You are here
Newly Signed Fifth Bratislava Report Highlights Most Recent Advances in Nuclear Security and Nonproliferation
WASHINGTON, D.C. - U.S. Secretary of Energy Samuel W. Bodman and Russian Federal Atomic Energy Agency (Rosatom) Director Sergey Kiriyenko today submitted to Presidents Bush and Putin the fifth report on nuclear security cooperation between the two countries. The report is known as the Bratislava Report after the 2005 historic nonproliferation agreement between the two presidents. It details significant work completed by the United States and Russia over the past six months in the areas of emergency response, nuclear security procedures and best practices, security culture, research reactors, and nuclear site security.
"This latest report clearly shows that our joint efforts with Russia to secure and minimize the use of highly enriched uranium in research reactors are making the world safer," Secretary Bodman said. "We are seeing steady progress on converting the world's research reactors from using highly enriched uranium to using low enriched uranium that cannot be readily used in a nuclear weapon.
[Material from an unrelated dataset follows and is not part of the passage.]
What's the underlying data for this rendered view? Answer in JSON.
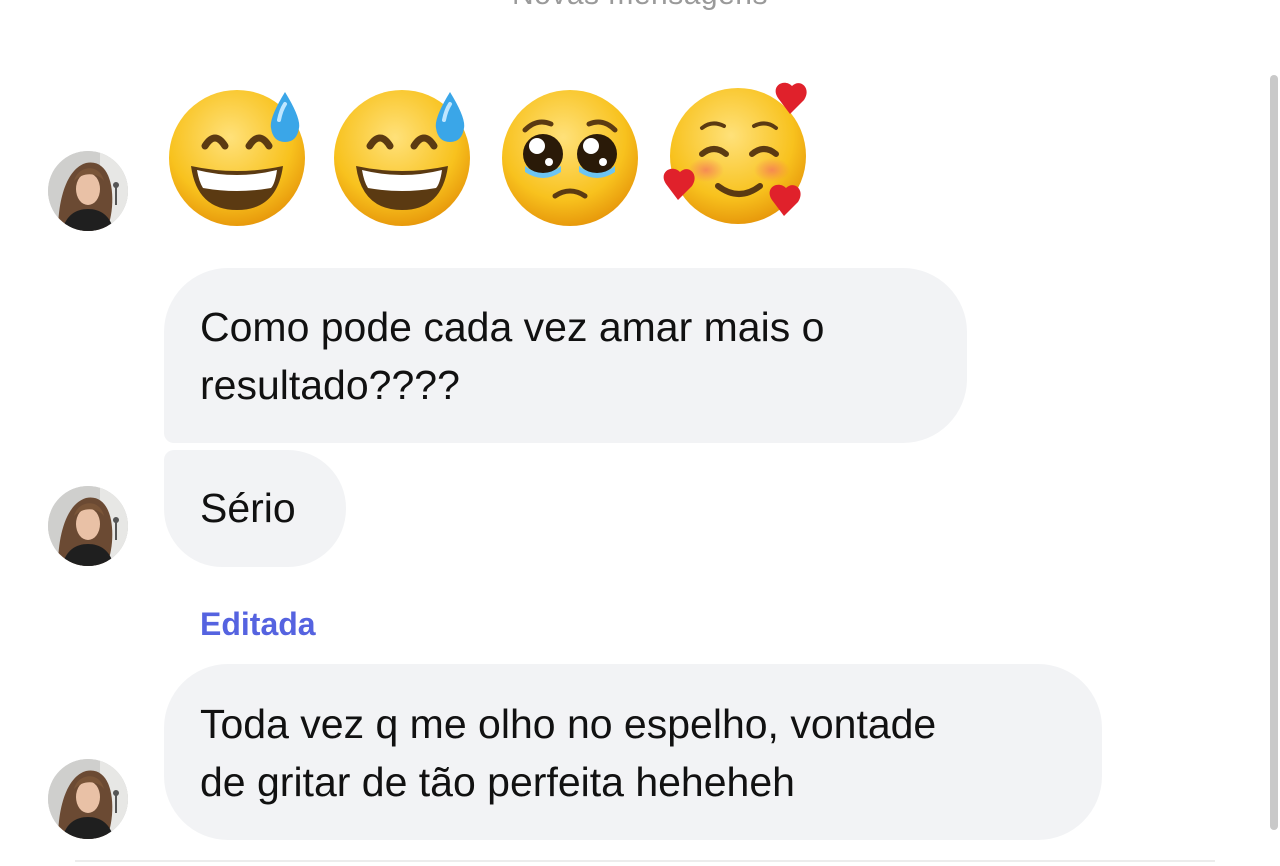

In addition, work to improve security at facilities with nuclear material will be completed by 2008."
The report, which is delivered to each president two times a year, highlights discussions between the two countries on preparing for nuclear emergencies and developing a strong nuclear security culture. It also includes information about upcoming work to convert a research reactor in Vietnam so that the highly enriched uranium can be returned to Russia. It highlights future efforts to return Russian-origin highly enriched uranium from Poland, Kazakhstan, Hungary, Libya, Serbia, and the Czech Republic. The successful return of over 80 kilograms of United States-origin highly enriched uranium from Australia and Japan is noted in the report.
One of the key aspects of the Bratislava agreement two years ago was the adoption of an accelerated schedule for upgrading security at sites with nuclear material in Russia. The report reaffirms each country's commitment to the accelerated completion schedule and also highlights the recent Rosatom agreement regarding the sustainability of the U.S.-installed security upgrades.
During the 2005 meeting in Bratislava, U.S. President Bush and Russian President Putin committed both governments to securing nuclear weapons and material to prevent the possibility that such weapons or materials could fall into the hands of terrorists. The presidents established a group of senior officials to work together on nuclear security issues who would report the status of cooperation to the presidents. The next report is due in December 2007.
Established by Congress in 2000, NNSA is a separately organized agency within the U.S. Department of Energy responsible for enhancing national security through the military application of nuclear science. NNSA maintains and enhances the safety, security, reliability and performance of the U.S. nuclear weapons stockpile without nuclear testing; works to reduce global danger from weapons of mass destruction; provides the U.S. Navy with safe and effective nuclear propulsion; and responds to nuclear and radiological emergencies in the United States and abroad. Visit the National Nuclear Security Administration homepage for more information.
Megan Barnett, (202)586-4940
Julianne Smith, (202) 586-7371